The battle over new rules for unmanned aircraft in the U.S. is pitting the drone industry’s two starkly different cultures against each other: high-tech entrepreneurs versus big aerospace and defense companies.
Boeing Co., Northrop Grumman Corp. and other marquee aerospace names are the industry’s incumbents, with thousands of drones sold to the U.S. and other militaries. Many of their drones are high-powered and high-priced, some with wingspans wider than a Boeing 737 and reported price tags of as much as $93 million.
Meanwhile, upstarts like PrecisionHawk Inc. and SZ DJI Technology Co. are pitching lightweight, low-cost devices that entrepreneurs are using to film movies, inspect homes and monitor crops. Many of their drones are hand-held and some can be bought at Wal- Mart for a few hundred dollars. These drones are poised to capture the commercial market as new rules open it up, analysts say.
The two groups tend to have different sensibilities and different target customers, even meeting at different conferences. They’ve coexisted amicably, with the big firms serving the military and the smaller players serving hobbyists. But now their relationship has soured over efforts to influence long-delayed drone regulations and their increasing convergence in the market as demand for drones takes off.
Lacking clear rules for unmanned aircraft, the Federal Aviation Administration has prohibited their commercial use without its approval. Many filmmakers, farmers and others have been using smaller drones without government consent, but the FAA has approved just two commercial drones, both for use in Alaska. The FAA plans to propose rules for small drones later this year that could help decide whether the drone incumbents or upstarts thrive.

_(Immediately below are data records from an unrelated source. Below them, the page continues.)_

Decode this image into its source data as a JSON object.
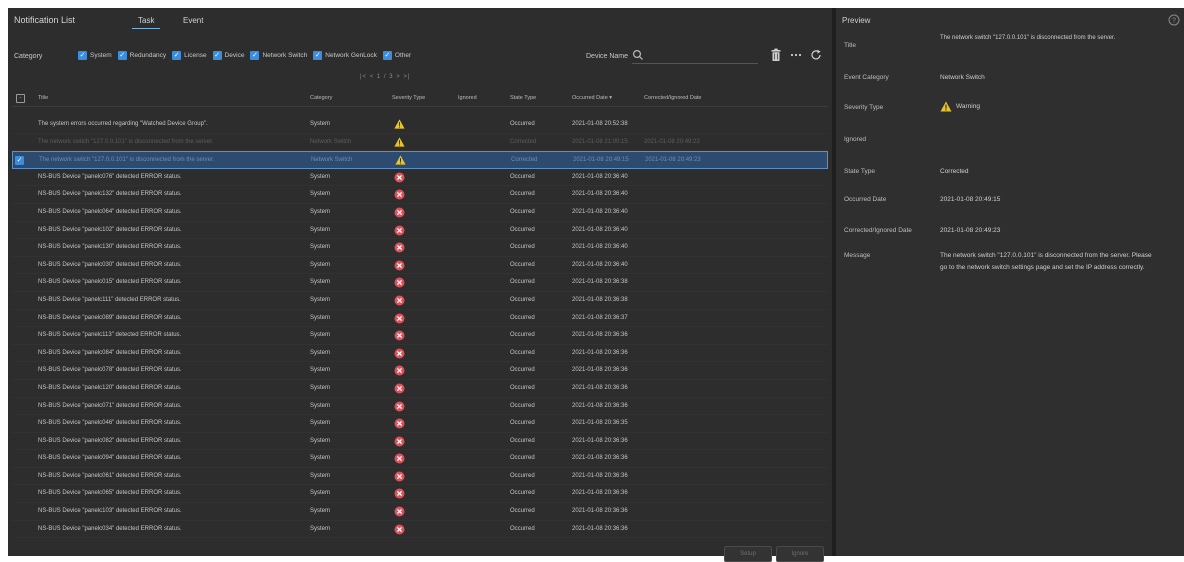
{
  "header": {
    "title": "Notification List",
    "tabs": [
      {
        "label": "Task",
        "active": true
      },
      {
        "label": "Event",
        "active": false
      }
    ]
  },
  "filters": {
    "category_label": "Category",
    "categories": [
      "System",
      "Redundancy",
      "License",
      "Device",
      "Network Switch",
      "Network GenLock",
      "Other"
    ],
    "device_name_label": "Device Name",
    "device_name_value": ""
  },
  "pager": "|< < 1 / 3 > >|",
  "table": {
    "headers": {
      "title": "Title",
      "category": "Category",
      "severity": "Severity Type",
      "ignored": "Ignored",
      "state": "State Type",
      "occurred": "Occurred Date  ▾",
      "corrected": "Corrected/Ignored Date"
    },
    "rows": [
      {
        "title": "The system errors occurred regarding \"Watched Device Group\".",
        "category": "System",
        "severity": "warning",
        "state": "Occurred",
        "occurred": "2021-01-08 20:52:38",
        "corrected": "",
        "style": "normal"
      },
      {
        "title": "The network switch \"127.0.0.101\" is disconnected from the server.",
        "category": "Network Switch",
        "severity": "warning",
        "state": "Corrected",
        "occurred": "2021-01-08 21:00:15",
        "corrected": "2021-01-08 20:49:23",
        "style": "dim"
      },
      {
        "title": "The network switch \"127.0.0.101\" is disconnected from the server.",
        "category": "Network Switch",
        "severity": "warning",
        "state": "Corrected",
        "occurred": "2021-01-08 20:49:15",
        "corrected": "2021-01-08 20:49:23",
        "style": "selected"
      },
      {
        "title": "NS-BUS Device \"panelc076\" detected ERROR status.",
        "category": "System",
        "severity": "error",
        "state": "Occurred",
        "occurred": "2021-01-08 20:36:40",
        "corrected": "",
        "style": "normal"
      },
      {
        "title": "NS-BUS Device \"panelc132\" detected ERROR status.",
        "category": "System",
        "severity": "error",
        "state": "Occurred",
        "occurred": "2021-01-08 20:36:40",
        "corrected": "",
        "style": "normal"
      },
      {
        "title": "NS-BUS Device \"panelc064\" detected ERROR status.",
        "category": "System",
        "severity": "error",
        "state": "Occurred",
        "occurred": "2021-01-08 20:36:40",
        "corrected": "",
        "style": "normal"
      },
      {
        "title": "NS-BUS Device \"panelc102\" detected ERROR status.",
        "category": "System",
        "severity": "error",
        "state": "Occurred",
        "occurred": "2021-01-08 20:36:40",
        "corrected": "",
        "style": "normal"
      },
      {
        "title": "NS-BUS Device \"panelc130\" detected ERROR status.",
        "category": "System",
        "severity": "error",
        "state": "Occurred",
        "occurred": "2021-01-08 20:36:40",
        "corrected": "",
        "style": "normal"
      },
      {
        "title": "NS-BUS Device \"panelc030\" detected ERROR status.",
        "category": "System",
        "severity": "error",
        "state": "Occurred",
        "occurred": "2021-01-08 20:36:40",
        "corrected": "",
        "style": "normal"
      },
      {
        "title": "NS-BUS Device \"panelc015\" detected ERROR status.",
        "category": "System",
        "severity": "error",
        "state": "Occurred",
        "occurred": "2021-01-08 20:36:38",
        "corrected": "",
        "style": "normal"
      },
      {
        "title": "NS-BUS Device \"panelc111\" detected ERROR status.",
        "category": "System",
        "severity": "error",
        "state": "Occurred",
        "occurred": "2021-01-08 20:36:38",
        "corrected": "",
        "style": "normal"
      },
      {
        "title": "NS-BUS Device \"panelc089\" detected ERROR status.",
        "category": "System",
        "severity": "error",
        "state": "Occurred",
        "occurred": "2021-01-08 20:36:37",
        "corrected": "",
        "style": "normal"
      },
      {
        "title": "NS-BUS Device \"panelc113\" detected ERROR status.",
        "category": "System",
        "severity": "error",
        "state": "Occurred",
        "occurred": "2021-01-08 20:36:36",
        "corrected": "",
        "style": "normal"
      },
      {
        "title": "NS-BUS Device \"panelc084\" detected ERROR status.",
        "category": "System",
        "severity": "error",
        "state": "Occurred",
        "occurred": "2021-01-08 20:36:36",
        "corrected": "",
        "style": "normal"
      },
      {
        "title": "NS-BUS Device \"panelc078\" detected ERROR status.",
        "category": "System",
        "severity": "error",
        "state": "Occurred",
        "occurred": "2021-01-08 20:36:36",
        "corrected": "",
        "style": "normal"
      },
      {
        "title": "NS-BUS Device \"panelc120\" detected ERROR status.",
        "category": "System",
        "severity": "error",
        "state": "Occurred",
        "occurred": "2021-01-08 20:36:36",
        "corrected": "",
        "style": "normal"
      },
      {
        "title": "NS-BUS Device \"panelc071\" detected ERROR status.",
        "category": "System",
        "severity": "error",
        "state": "Occurred",
        "occurred": "2021-01-08 20:36:36",
        "corrected": "",
        "style": "normal"
      },
      {
        "title": "NS-BUS Device \"panelc046\" detected ERROR status.",
        "category": "System",
        "severity": "error",
        "state": "Occurred",
        "occurred": "2021-01-08 20:36:35",
        "corrected": "",
        "style": "normal"
      },
      {
        "title": "NS-BUS Device \"panelc082\" detected ERROR status.",
        "category": "System",
        "severity": "error",
        "state": "Occurred",
        "occurred": "2021-01-08 20:36:36",
        "corrected": "",
        "style": "normal"
      },
      {
        "title": "NS-BUS Device \"panelc094\" detected ERROR status.",
        "category": "System",
        "severity": "error",
        "state": "Occurred",
        "occurred": "2021-01-08 20:36:36",
        "corrected": "",
        "style": "normal"
      },
      {
        "title": "NS-BUS Device \"panelc061\" detected ERROR status.",
        "category": "System",
        "severity": "error",
        "state": "Occurred",
        "occurred": "2021-01-08 20:36:36",
        "corrected": "",
        "style": "normal"
      },
      {
        "title": "NS-BUS Device \"panelc065\" detected ERROR status.",
        "category": "System",
        "severity": "error",
        "state": "Occurred",
        "occurred": "2021-01-08 20:36:36",
        "corrected": "",
        "style": "normal"
      },
      {
        "title": "NS-BUS Device \"panelc103\" detected ERROR status.",
        "category": "System",
        "severity": "error",
        "state": "Occurred",
        "occurred": "2021-01-08 20:36:36",
        "corrected": "",
        "style": "normal"
      },
      {
        "title": "NS-BUS Device \"panelc034\" detected ERROR status.",
        "category": "System",
        "severity": "error",
        "state": "Occurred",
        "occurred": "2021-01-08 20:36:36",
        "corrected": "",
        "style": "normal"
      }
    ]
  },
  "footer": {
    "setup_label": "Setup",
    "ignore_label": "Ignore"
  },
  "preview": {
    "title": "Preview",
    "fields": {
      "title_key": "Title",
      "title_val": "The network switch \"127.0.0.101\" is disconnected from the server.",
      "event_category_key": "Event Category",
      "event_category_val": "Network Switch",
      "severity_key": "Severity Type",
      "severity_val": "Warning",
      "ignored_key": "Ignored",
      "ignored_val": "",
      "state_key": "State Type",
      "state_val": "Corrected",
      "occurred_key": "Occurred Date",
      "occurred_val": "2021-01-08 20:49:15",
      "corrected_key": "Corrected/Ignored Date",
      "corrected_val": "2021-01-08 20:49:23",
      "message_key": "Message",
      "message_val": "The network switch \"127.0.0.101\" is disconnected from the server. Please go to the network switch settings page and set the IP address correctly."
    }
  },
  "colors": {
    "accent": "#3a8ee0",
    "warning": "#e8c42a",
    "error": "#e0505a",
    "selected_row": "#2c4b6e",
    "background": "#2b2b2b"
  },
  "icons": {
    "search": "search-icon",
    "delete": "trash-icon",
    "more": "more-icon",
    "refresh": "refresh-icon",
    "help": "help-icon",
    "warning": "warning-icon",
    "error": "error-icon"
  }
}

Many small drone makers and entrepreneurs accuse the larger companies of pushing for restrictive regulations that will create barriers in the market and protect the incumbents’ position atop it. “No one says it out loud, but we all know that’s the situation,” said Sven Juerss, chief executive of German drone maker Microdrones GmbH. The incumbents “invested millions in the bigger birds, and they want to sell them as long as possible.”
The bigger drone makers reject that claim. They have lobbied extensively on Capitol Hill, but they say they are leaning on the FAA to open up the skies to drones from all manufacturers—as long as they’re safe. “It’s one of those urban myths that I’ve seen zero evidence of being true,” said John Langford, CEO of Aurora Flight Sciences Corp., which helps develop and build some of the largest drones. “There’s nobody who has a more genuine interest in the safe evolution of [drone] rules than the big players, because, remember, they have the most to lose if it’s not done right.”
Alan is serial entrepreneur, active angel investor, and a drone enthusiast. He co-founded DRONELIFE.com to address the emerging commercial market for drones and drone technology. Prior to DRONELIFE.com, Alan co-founded Where.com, ThinkingScreen Media, and Nurse.com. Recently, Alan has co-founded Crowditz.com, a leader in Equity Crowdfunding Data, Analytics, and Insights. Alan can be reached at alan(at)dronelife.com